[Stored data]
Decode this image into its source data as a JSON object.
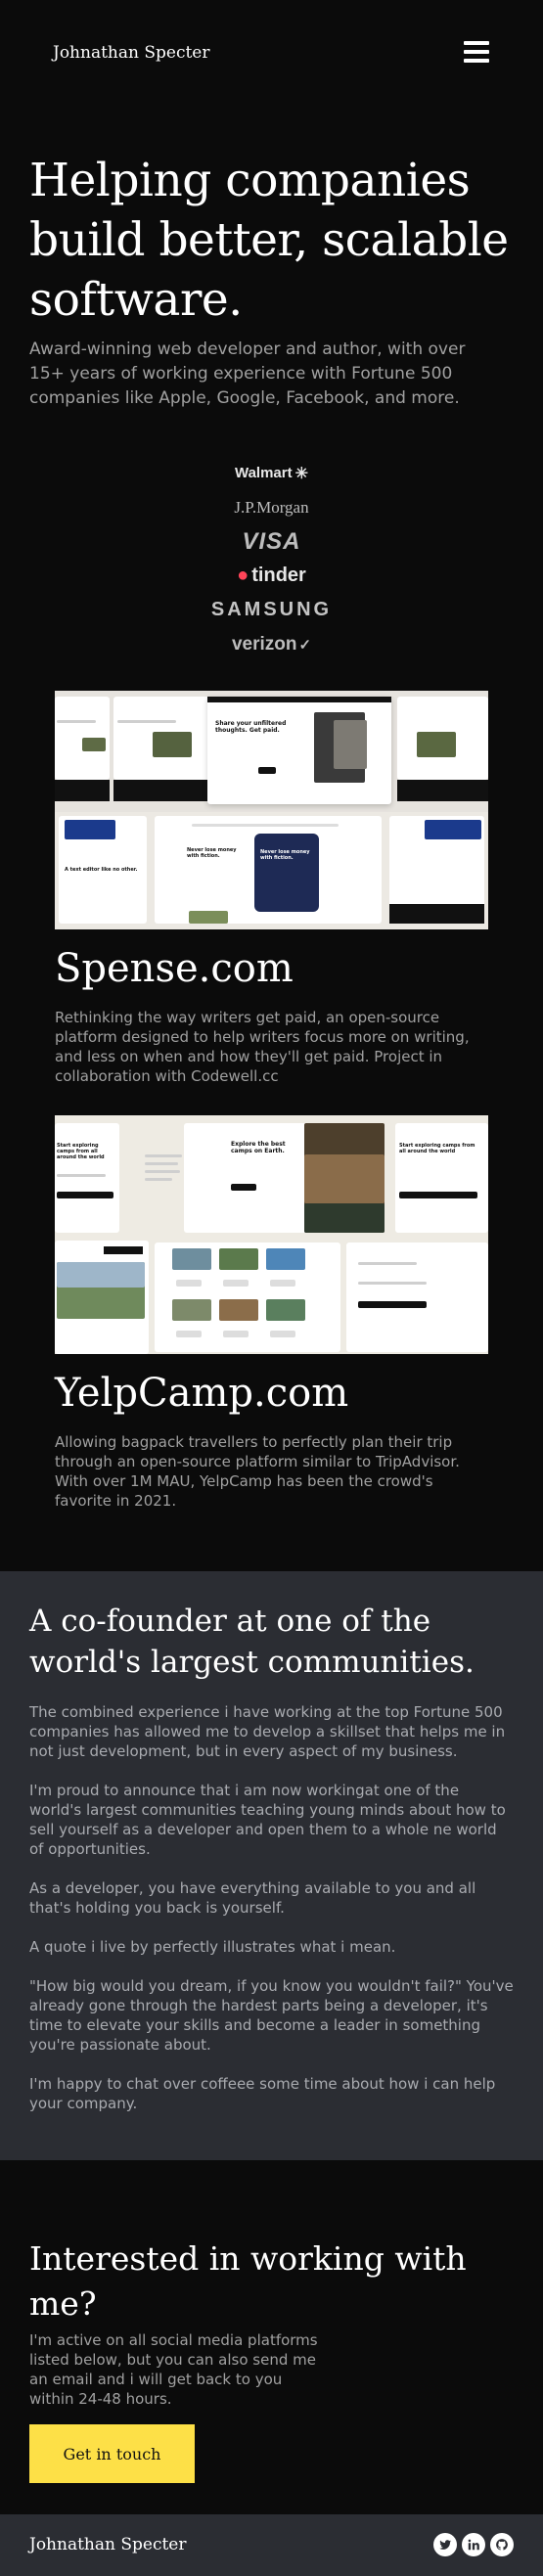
{
  "header": {
    "brand": "Johnathan Specter",
    "menu_icon": "hamburger-menu-icon"
  },
  "hero": {
    "title": "Helping companies build better, scalable software.",
    "subtitle": "Award-winning web developer and author, with over 15+ years of working experience with Fortune 500 companies like Apple, Google, Facebook, and more."
  },
  "logos": {
    "walmart": "Walmart",
    "jpmorgan": "J.P.Morgan",
    "visa": "VISA",
    "tinder": "tinder",
    "samsung": "SAMSUNG",
    "verizon": "verizon"
  },
  "projects": [
    {
      "title": "Spense.com",
      "description": "Rethinking the way writers get paid, an open-source platform designed to help writers focus more on writing, and less on when and how they'll get paid. Project in collaboration with Codewell.cc",
      "mock": {
        "headline": "Share your unfiltered thoughts. Get paid.",
        "card_title": "Never lose money with fiction.",
        "card_title_2": "Never lose money with fiction.",
        "banner": "A text editor like no other."
      }
    },
    {
      "title": "YelpCamp.com",
      "description": "Allowing bagpack travellers to perfectly plan their trip through an open-source platform similar to TripAdvisor. With over 1M MAU, YelpCamp has been the crowd's favorite in 2021.",
      "mock": {
        "headline": "Explore the best camps on Earth.",
        "side_heading": "Start exploring camps from all around the world",
        "side_heading_2": "Start exploring camps from all around the world"
      }
    }
  ],
  "cofounder": {
    "title": "A co-founder at one of the world's largest communities.",
    "paragraphs": [
      "The combined experience i have working at the top Fortune 500 companies has allowed me to develop a skillset that helps me in not just development, but in every aspect of my business.",
      "I'm proud to announce that i am now workingat one of the world's largest communities teaching young minds about how to sell yourself as a developer and open them to a whole ne world of opportunities.",
      "As a developer, you have everything available to you and all that's holding you back is yourself.",
      "A quote i live by perfectly illustrates what i mean.",
      "\"How big would you dream, if you know you wouldn't fail?\" You've already gone through the hardest parts being a developer, it's time to elevate your skills and become a leader in something you're passionate about.",
      "I'm happy to chat over coffeee some time about how i can help your company."
    ]
  },
  "contact": {
    "title": "Interested in working with me?",
    "text": "I'm active on all social media platforms listed below, but you can also send me an email and i will get back to you within 24-48 hours.",
    "button": "Get in touch",
    "button_color": "#fde047"
  },
  "footer": {
    "brand": "Johnathan Specter",
    "social_icons": [
      "twitter-icon",
      "linkedin-icon",
      "github-icon"
    ]
  }
}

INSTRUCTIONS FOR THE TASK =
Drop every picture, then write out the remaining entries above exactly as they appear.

OUTPUT OF THE EXERCISE =
Decode this image into its source data as a JSON object.
{
  "header": {
    "brand": "Johnathan Specter",
    "menu_icon": "hamburger-menu-icon"
  },
  "hero": {
    "title": "Helping companies build better, scalable software.",
    "subtitle": "Award-winning web developer and author, with over 15+ years of working experience with Fortune 500 companies like Apple, Google, Facebook, and more."
  },
  "logos": {
    "walmart": "Walmart",
    "jpmorgan": "J.P.Morgan",
    "visa": "VISA",
    "tinder": "tinder",
    "samsung": "SAMSUNG",
    "verizon": "verizon"
  },
  "projects": [
    {
      "title": "Spense.com",
      "description": "Rethinking the way writers get paid, an open-source platform designed to help writers focus more on writing, and less on when and how they'll get paid. Project in collaboration with Codewell.cc",
      "mock": {
        "headline": "Share your unfiltered thoughts. Get paid.",
        "card_title": "Never lose money with fiction.",
        "card_title_2": "Never lose money with fiction.",
        "banner": "A text editor like no other."
      }
    },
    {
      "title": "YelpCamp.com",
      "description": "Allowing bagpack travellers to perfectly plan their trip through an open-source platform similar to TripAdvisor. With over 1M MAU, YelpCamp has been the crowd's favorite in 2021.",
      "mock": {
        "headline": "Explore the best camps on Earth.",
        "side_heading": "Start exploring camps from all around the world",
        "side_heading_2": "Start exploring camps from all around the world"
      }
    }
  ],
  "cofounder": {
    "title": "A co-founder at one of the world's largest communities.",
    "paragraphs": [
      "The combined experience i have working at the top Fortune 500 companies has allowed me to develop a skillset that helps me in not just development, but in every aspect of my business.",
      "I'm proud to announce that i am now workingat one of the world's largest communities teaching young minds about how to sell yourself as a developer and open them to a whole ne world of opportunities.",
      "As a developer, you have everything available to you and all that's holding you back is yourself.",
      "A quote i live by perfectly illustrates what i mean.",
      "\"How big would you dream, if you know you wouldn't fail?\" You've already gone through the hardest parts being a developer, it's time to elevate your skills and become a leader in something you're passionate about.",
      "I'm happy to chat over coffeee some time about how i can help your company."
    ]
  },
  "contact": {
    "title": "Interested in working with me?",
    "text": "I'm active on all social media platforms listed below, but you can also send me an email and i will get back to you within 24-48 hours.",
    "button": "Get in touch",
    "button_color": "#fde047"
  },
  "footer": {
    "brand": "Johnathan Specter",
    "social_icons": [
      "twitter-icon",
      "linkedin-icon",
      "github-icon"
    ]
  }
}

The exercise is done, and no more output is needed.